> Instructions to follow
Retype every record exactly as it appears.

> Source material

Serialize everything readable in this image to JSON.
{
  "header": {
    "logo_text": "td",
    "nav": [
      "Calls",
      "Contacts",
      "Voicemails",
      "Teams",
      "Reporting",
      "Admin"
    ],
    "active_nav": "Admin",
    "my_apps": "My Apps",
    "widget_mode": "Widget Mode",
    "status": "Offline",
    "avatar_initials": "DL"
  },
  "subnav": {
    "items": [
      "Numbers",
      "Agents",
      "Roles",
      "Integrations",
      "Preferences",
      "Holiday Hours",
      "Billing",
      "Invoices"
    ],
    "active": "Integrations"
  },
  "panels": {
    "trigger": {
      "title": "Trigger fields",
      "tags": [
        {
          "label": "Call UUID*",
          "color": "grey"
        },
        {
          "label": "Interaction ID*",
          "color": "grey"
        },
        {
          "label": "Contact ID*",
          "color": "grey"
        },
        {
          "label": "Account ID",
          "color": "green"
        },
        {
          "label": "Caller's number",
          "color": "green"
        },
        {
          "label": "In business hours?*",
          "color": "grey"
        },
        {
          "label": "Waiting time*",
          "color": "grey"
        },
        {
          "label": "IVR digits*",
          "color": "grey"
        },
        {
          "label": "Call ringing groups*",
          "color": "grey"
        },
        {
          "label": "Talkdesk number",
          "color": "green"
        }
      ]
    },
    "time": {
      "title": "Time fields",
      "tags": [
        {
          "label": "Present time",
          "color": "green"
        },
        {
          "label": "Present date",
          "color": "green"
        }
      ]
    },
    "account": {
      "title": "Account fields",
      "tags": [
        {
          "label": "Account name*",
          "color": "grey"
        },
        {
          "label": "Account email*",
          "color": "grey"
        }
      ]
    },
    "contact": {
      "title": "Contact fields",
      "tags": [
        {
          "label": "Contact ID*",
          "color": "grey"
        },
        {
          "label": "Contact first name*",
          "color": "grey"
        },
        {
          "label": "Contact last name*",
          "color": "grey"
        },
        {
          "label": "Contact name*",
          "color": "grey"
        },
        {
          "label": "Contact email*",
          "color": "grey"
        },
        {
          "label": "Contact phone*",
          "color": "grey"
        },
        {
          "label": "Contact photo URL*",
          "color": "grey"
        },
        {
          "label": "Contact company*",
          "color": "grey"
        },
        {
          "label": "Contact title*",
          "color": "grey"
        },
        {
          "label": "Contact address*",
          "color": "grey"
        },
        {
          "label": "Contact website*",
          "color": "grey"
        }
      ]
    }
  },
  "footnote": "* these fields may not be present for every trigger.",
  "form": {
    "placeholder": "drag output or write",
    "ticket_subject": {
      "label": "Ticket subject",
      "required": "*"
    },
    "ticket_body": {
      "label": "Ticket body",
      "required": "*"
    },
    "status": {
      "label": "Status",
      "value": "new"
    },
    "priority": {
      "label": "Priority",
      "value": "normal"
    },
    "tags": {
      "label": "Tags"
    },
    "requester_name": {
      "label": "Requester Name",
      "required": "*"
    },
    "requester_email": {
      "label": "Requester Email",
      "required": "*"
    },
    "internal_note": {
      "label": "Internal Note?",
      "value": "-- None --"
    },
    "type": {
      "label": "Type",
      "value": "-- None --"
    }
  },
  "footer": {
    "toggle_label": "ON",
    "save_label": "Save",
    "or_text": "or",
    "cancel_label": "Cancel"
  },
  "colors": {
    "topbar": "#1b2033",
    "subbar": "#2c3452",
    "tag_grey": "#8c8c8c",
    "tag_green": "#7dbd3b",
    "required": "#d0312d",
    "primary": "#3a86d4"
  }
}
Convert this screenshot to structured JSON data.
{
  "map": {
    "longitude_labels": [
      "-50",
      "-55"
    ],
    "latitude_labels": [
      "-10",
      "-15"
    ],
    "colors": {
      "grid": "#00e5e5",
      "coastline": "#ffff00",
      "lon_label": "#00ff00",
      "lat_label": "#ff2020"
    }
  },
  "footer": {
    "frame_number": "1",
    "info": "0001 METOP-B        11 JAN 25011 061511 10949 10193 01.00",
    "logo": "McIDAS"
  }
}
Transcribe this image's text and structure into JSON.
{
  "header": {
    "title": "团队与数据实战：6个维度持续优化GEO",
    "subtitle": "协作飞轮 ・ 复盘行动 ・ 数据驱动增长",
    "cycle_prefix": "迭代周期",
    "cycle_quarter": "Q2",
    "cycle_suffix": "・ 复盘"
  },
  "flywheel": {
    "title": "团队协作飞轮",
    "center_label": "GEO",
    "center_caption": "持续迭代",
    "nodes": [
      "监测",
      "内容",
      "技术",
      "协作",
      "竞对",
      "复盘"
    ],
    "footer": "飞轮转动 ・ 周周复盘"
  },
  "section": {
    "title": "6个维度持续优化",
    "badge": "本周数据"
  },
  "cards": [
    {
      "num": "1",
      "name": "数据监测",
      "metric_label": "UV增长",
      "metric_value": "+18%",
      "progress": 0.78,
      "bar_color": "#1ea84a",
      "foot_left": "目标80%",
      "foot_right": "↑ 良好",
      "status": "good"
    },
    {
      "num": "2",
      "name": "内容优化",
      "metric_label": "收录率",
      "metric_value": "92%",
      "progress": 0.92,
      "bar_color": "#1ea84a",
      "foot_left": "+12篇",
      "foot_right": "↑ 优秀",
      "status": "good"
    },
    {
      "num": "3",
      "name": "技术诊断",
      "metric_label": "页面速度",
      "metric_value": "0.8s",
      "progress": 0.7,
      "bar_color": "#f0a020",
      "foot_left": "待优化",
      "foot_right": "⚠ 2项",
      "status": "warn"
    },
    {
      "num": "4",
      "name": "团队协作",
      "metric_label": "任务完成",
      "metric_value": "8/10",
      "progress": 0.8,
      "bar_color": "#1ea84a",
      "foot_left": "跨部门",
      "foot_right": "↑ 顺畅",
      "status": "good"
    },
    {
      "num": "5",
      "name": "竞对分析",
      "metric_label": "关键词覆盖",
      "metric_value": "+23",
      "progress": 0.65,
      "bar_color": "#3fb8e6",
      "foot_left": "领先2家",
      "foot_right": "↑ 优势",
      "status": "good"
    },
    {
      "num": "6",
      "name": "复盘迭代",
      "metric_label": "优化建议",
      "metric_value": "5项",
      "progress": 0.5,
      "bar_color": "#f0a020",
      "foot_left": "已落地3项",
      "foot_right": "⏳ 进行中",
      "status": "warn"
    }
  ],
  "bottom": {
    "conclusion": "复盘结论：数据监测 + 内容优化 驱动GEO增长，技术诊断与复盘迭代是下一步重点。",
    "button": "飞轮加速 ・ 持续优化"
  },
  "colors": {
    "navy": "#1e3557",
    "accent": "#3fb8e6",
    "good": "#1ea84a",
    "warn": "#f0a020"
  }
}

> Worked solution
Serialize everything readable in this image to JSON.
{
  "header": {
    "logo_text": "td",
    "nav": [
      "Calls",
      "Contacts",
      "Voicemails",
      "Teams",
      "Reporting",
      "Admin"
    ],
    "active_nav": "Admin",
    "my_apps": "My Apps",
    "widget_mode": "Widget Mode",
    "status": "Offline",
    "avatar_initials": "DL"
  },
  "subnav": {
    "items": [
      "Numbers",
      "Agents",
      "Roles",
      "Integrations",
      "Preferences",
      "Holiday Hours",
      "Billing",
      "Invoices"
    ],
    "active": "Integrations"
  },
  "panels": {
    "trigger": {
      "title": "Trigger fields",
      "tags": [
        {
          "label": "Call UUID*",
          "color": "grey"
        },
        {
          "label": "Interaction ID*",
          "color": "grey"
        },
        {
          "label": "Contact ID*",
          "color": "grey"
        },
        {
          "label": "Account ID",
          "color": "green"
        },
        {
          "label": "Caller's number",
          "color": "green"
        },
        {
          "label": "In business hours?*",
          "color": "grey"
        },
        {
          "label": "Waiting time*",
          "color": "grey"
        },
        {
          "label": "IVR digits*",
          "color": "grey"
        },
        {
          "label": "Call ringing groups*",
          "color": "grey"
        },
        {
          "label": "Talkdesk number",
          "color": "green"
        }
      ]
    },
    "time": {
      "title": "Time fields",
      "tags": [
        {
          "label": "Present time",
          "color": "green"
        },
        {
          "label": "Present date",
          "color": "green"
        }
      ]
    },
    "account": {
      "title": "Account fields",
      "tags": [
        {
          "label": "Account name*",
          "color": "grey"
        },
        {
          "label": "Account email*",
          "color": "grey"
        }
      ]
    },
    "contact": {
      "title": "Contact fields",
      "tags": [
        {
          "label": "Contact ID*",
          "color": "grey"
        },
        {
          "label": "Contact first name*",
          "color": "grey"
        },
        {
          "label": "Contact last name*",
          "color": "grey"
        },
        {
          "label": "Contact name*",
          "color": "grey"
        },
        {
          "label": "Contact email*",
          "color": "grey"
        },
        {
          "label": "Contact phone*",
          "color": "grey"
        },
        {
          "label": "Contact photo URL*",
          "color": "grey"
        },
        {
          "label": "Contact company*",
          "color": "grey"
        },
        {
          "label": "Contact title*",
          "color": "grey"
        },
        {
          "label": "Contact address*",
          "color": "grey"
        },
        {
          "label": "Contact website*",
          "color": "grey"
        }
      ]
    }
  },
  "footnote": "* these fields may not be present for every trigger.",
  "form": {
    "placeholder": "drag output or write",
    "ticket_subject": {
      "label": "Ticket subject",
      "required": "*"
    },
    "ticket_body": {
      "label": "Ticket body",
      "required": "*"
    },
    "status": {
      "label": "Status",
      "value": "new"
    },
    "priority": {
      "label": "Priority",
      "value": "normal"
    },
    "tags": {
      "label": "Tags"
    },
    "requester_name": {
      "label": "Requester Name",
      "required": "*"
    },
    "requester_email": {
      "label": "Requester Email",
      "required": "*"
    },
    "internal_note": {
      "label": "Internal Note?",
      "value": "-- None --"
    },
    "type": {
      "label": "Type",
      "value": "-- None --"
    }
  },
  "footer": {
    "toggle_label": "ON",
    "save_label": "Save",
    "or_text": "or",
    "cancel_label": "Cancel"
  },
  "colors": {
    "topbar": "#1b2033",
    "subbar": "#2c3452",
    "tag_grey": "#8c8c8c",
    "tag_green": "#7dbd3b",
    "required": "#d0312d",
    "primary": "#3a86d4"
  }
}
Convert this screenshot to structured JSON data.
{
  "map": {
    "longitude_labels": [
      "-50",
      "-55"
    ],
    "latitude_labels": [
      "-10",
      "-15"
    ],
    "colors": {
      "grid": "#00e5e5",
      "coastline": "#ffff00",
      "lon_label": "#00ff00",
      "lat_label": "#ff2020"
    }
  },
  "footer": {
    "frame_number": "1",
    "info": "0001 METOP-B        11 JAN 25011 061511 10949 10193 01.00",
    "logo": "McIDAS"
  }
}
Transcribe this image's text and structure into JSON.
{
  "header": {
    "title": "团队与数据实战：6个维度持续优化GEO",
    "subtitle": "协作飞轮 ・ 复盘行动 ・ 数据驱动增长",
    "cycle_prefix": "迭代周期",
    "cycle_quarter": "Q2",
    "cycle_suffix": "・ 复盘"
  },
  "flywheel": {
    "title": "团队协作飞轮",
    "center_label": "GEO",
    "center_caption": "持续迭代",
    "nodes": [
      "监测",
      "内容",
      "技术",
      "协作",
      "竞对",
      "复盘"
    ],
    "footer": "飞轮转动 ・ 周周复盘"
  },
  "section": {
    "title": "6个维度持续优化",
    "badge": "本周数据"
  },
  "cards": [
    {
      "num": "1",
      "name": "数据监测",
      "metric_label": "UV增长",
      "metric_value": "+18%",
      "progress": 0.78,
      "bar_color": "#1ea84a",
      "foot_left": "目标80%",
      "foot_right": "↑ 良好",
      "status": "good"
    },
    {
      "num": "2",
      "name": "内容优化",
      "metric_label": "收录率",
      "metric_value": "92%",
      "progress": 0.92,
      "bar_color": "#1ea84a",
      "foot_left": "+12篇",
      "foot_right": "↑ 优秀",
      "status": "good"
    },
    {
      "num": "3",
      "name": "技术诊断",
      "metric_label": "页面速度",
      "metric_value": "0.8s",
      "progress": 0.7,
      "bar_color": "#f0a020",
      "foot_left": "待优化",
      "foot_right": "⚠ 2项",
      "status": "warn"
    },
    {
      "num": "4",
      "name": "团队协作",
      "metric_label": "任务完成",
      "metric_value": "8/10",
      "progress": 0.8,
      "bar_color": "#1ea84a",
      "foot_left": "跨部门",
      "foot_right": "↑ 顺畅",
      "status": "good"
    },
    {
      "num": "5",
      "name": "竞对分析",
      "metric_label": "关键词覆盖",
      "metric_value": "+23",
      "progress": 0.65,
      "bar_color": "#3fb8e6",
      "foot_left": "领先2家",
      "foot_right": "↑ 优势",
      "status": "good"
    },
    {
      "num": "6",
      "name": "复盘迭代",
      "metric_label": "优化建议",
      "metric_value": "5项",
      "progress": 0.5,
      "bar_color": "#f0a020",
      "foot_left": "已落地3项",
      "foot_right": "⏳ 进行中",
      "status": "warn"
    }
  ],
  "bottom": {
    "conclusion": "复盘结论：数据监测 + 内容优化 驱动GEO增长，技术诊断与复盘迭代是下一步重点。",
    "button": "飞轮加速 ・ 持续优化"
  },
  "colors": {
    "navy": "#1e3557",
    "accent": "#3fb8e6",
    "good": "#1ea84a",
    "warn": "#f0a020"
  }
}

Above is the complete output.